Serving people better

Government should continue to think of itself as a service provider, but one that increasingly interacts with people through digital channels. As a result, understanding how a person’s entire experience with different products, services, and methods affects their view of an agency is important for the government, but only so far as it helps them understand how they can better serve people.

Doing this would focus CX around what matters most: how the government serves people, and the leading indicators around that goal, such as reducing friction and burden to service delivery, rather than lagging indicators like trust.

How Ad Hoc can help

At Ad Hoc, we believe CX should serve as a directing force for agencies, one that helps digital teams in particular better understand where key difficulties are in the customer journey and how best to address them. CX can help unite different parts of an agency, especially customer service and compliance functions, by establishing shared goals and incorporating evidence-driven approaches like pilot programs. Doing so will help agencies understand the impact of CX improvements on program and policy goals.

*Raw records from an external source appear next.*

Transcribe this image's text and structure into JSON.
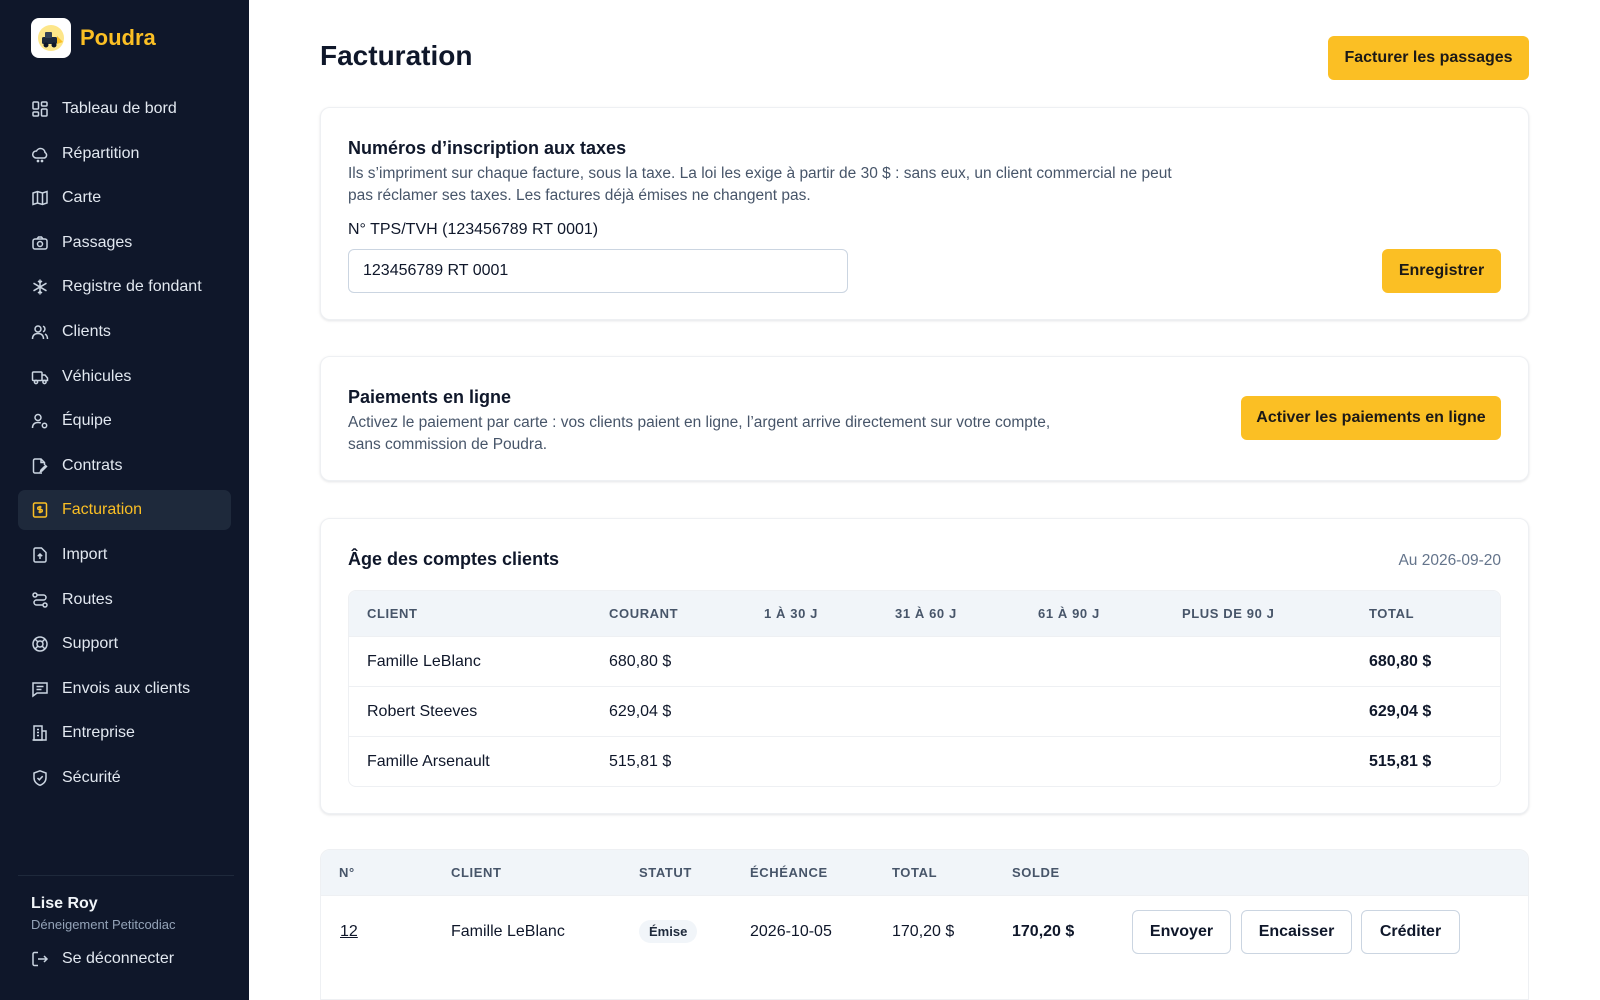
{
  "brand": {
    "name": "Poudra",
    "logo_icon": "snowplow-icon"
  },
  "sidebar": {
    "items": [
      {
        "label": "Tableau de bord",
        "icon": "dashboard-icon",
        "active": false
      },
      {
        "label": "Répartition",
        "icon": "cloud-icon",
        "active": false
      },
      {
        "label": "Carte",
        "icon": "map-icon",
        "active": false
      },
      {
        "label": "Passages",
        "icon": "camera-icon",
        "active": false
      },
      {
        "label": "Registre de fondant",
        "icon": "snowflake-icon",
        "active": false
      },
      {
        "label": "Clients",
        "icon": "users-icon",
        "active": false
      },
      {
        "label": "Véhicules",
        "icon": "truck-icon",
        "active": false
      },
      {
        "label": "Équipe",
        "icon": "user-gear-icon",
        "active": false
      },
      {
        "label": "Contrats",
        "icon": "contract-icon",
        "active": false
      },
      {
        "label": "Facturation",
        "icon": "invoice-icon",
        "active": true
      },
      {
        "label": "Import",
        "icon": "file-import-icon",
        "active": false
      },
      {
        "label": "Routes",
        "icon": "route-icon",
        "active": false
      },
      {
        "label": "Support",
        "icon": "lifebuoy-icon",
        "active": false
      },
      {
        "label": "Envois aux clients",
        "icon": "message-icon",
        "active": false
      },
      {
        "label": "Entreprise",
        "icon": "building-icon",
        "active": false
      },
      {
        "label": "Sécurité",
        "icon": "shield-icon",
        "active": false
      }
    ],
    "user": {
      "name": "Lise Roy",
      "org": "Déneigement Petitcodiac"
    },
    "logout_label": "Se déconnecter"
  },
  "header": {
    "title": "Facturation",
    "bill_button": "Facturer les passages"
  },
  "tax": {
    "title": "Numéros d’inscription aux taxes",
    "description": "Ils s’impriment sur chaque facture, sous la taxe. La loi les exige à partir de 30 $ : sans eux, un client commercial ne peut pas réclamer ses taxes. Les factures déjà émises ne changent pas.",
    "field_label": "N° TPS/TVH (123456789 RT 0001)",
    "field_value": "123456789 RT 0001",
    "save_button": "Enregistrer"
  },
  "payments": {
    "title": "Paiements en ligne",
    "description": "Activez le paiement par carte : vos clients paient en ligne, l’argent arrive directement sur votre compte, sans commission de Poudra.",
    "activate_button": "Activer les paiements en ligne"
  },
  "aging": {
    "title": "Âge des comptes clients",
    "as_of": "Au 2026-09-20",
    "columns": [
      "CLIENT",
      "COURANT",
      "1 À 30 J",
      "31 À 60 J",
      "61 À 90 J",
      "PLUS DE 90 J",
      "TOTAL"
    ],
    "rows": [
      {
        "client": "Famille LeBlanc",
        "current": "680,80 $",
        "d1_30": "",
        "d31_60": "",
        "d61_90": "",
        "d90_plus": "",
        "total": "680,80 $"
      },
      {
        "client": "Robert Steeves",
        "current": "629,04 $",
        "d1_30": "",
        "d31_60": "",
        "d61_90": "",
        "d90_plus": "",
        "total": "629,04 $"
      },
      {
        "client": "Famille Arsenault",
        "current": "515,81 $",
        "d1_30": "",
        "d31_60": "",
        "d61_90": "",
        "d90_plus": "",
        "total": "515,81 $"
      }
    ]
  },
  "invoices": {
    "columns": [
      "N°",
      "CLIENT",
      "STATUT",
      "ÉCHÉANCE",
      "TOTAL",
      "SOLDE"
    ],
    "rows": [
      {
        "number": "12",
        "client": "Famille LeBlanc",
        "status": "Émise",
        "due": "2026-10-05",
        "total": "170,20 $",
        "balance": "170,20 $"
      }
    ],
    "actions": {
      "send": "Envoyer",
      "collect": "Encaisser",
      "credit": "Créditer"
    }
  },
  "colors": {
    "sidebar_bg": "#0f172a",
    "accent": "#fbbf24",
    "active_item_bg": "#1e293b"
  }
}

If you’re interested in introducing CX to your agency, Ad Hoc can assist. Our cross-functional teams can help map the customer journey across your enterprise, identify key points of friction and opportunities, and run pilot programs that will help determine how to best address them.